WHAT THE TASK REQUIRES: Take each line of the entries below that contains "devices" and copy it.

Extracted data entries:
☆ ☆ ☆
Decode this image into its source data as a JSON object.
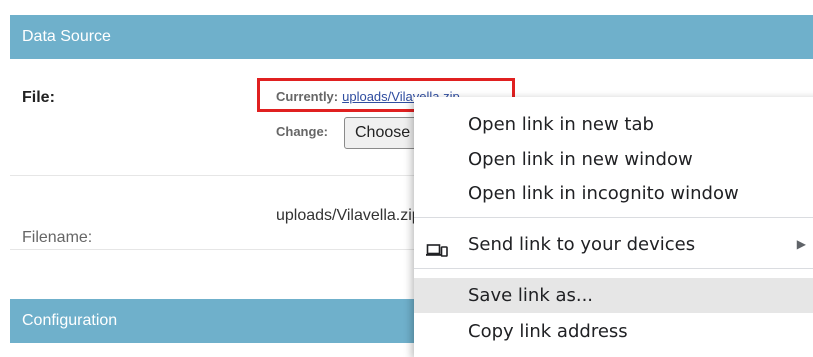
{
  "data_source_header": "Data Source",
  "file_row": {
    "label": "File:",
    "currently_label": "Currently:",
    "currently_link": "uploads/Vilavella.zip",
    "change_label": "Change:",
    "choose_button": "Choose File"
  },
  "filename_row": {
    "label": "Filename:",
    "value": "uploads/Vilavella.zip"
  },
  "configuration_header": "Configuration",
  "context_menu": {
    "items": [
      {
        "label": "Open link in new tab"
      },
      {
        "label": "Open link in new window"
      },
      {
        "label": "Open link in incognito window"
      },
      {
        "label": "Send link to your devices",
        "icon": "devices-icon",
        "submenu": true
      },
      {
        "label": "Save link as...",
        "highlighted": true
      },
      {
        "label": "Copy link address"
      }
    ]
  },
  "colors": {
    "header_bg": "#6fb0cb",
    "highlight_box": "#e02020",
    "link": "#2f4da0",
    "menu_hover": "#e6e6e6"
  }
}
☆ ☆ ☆
ANSWER SPACE:
        "label": "Send link to your devices",
        "icon": "devices-icon",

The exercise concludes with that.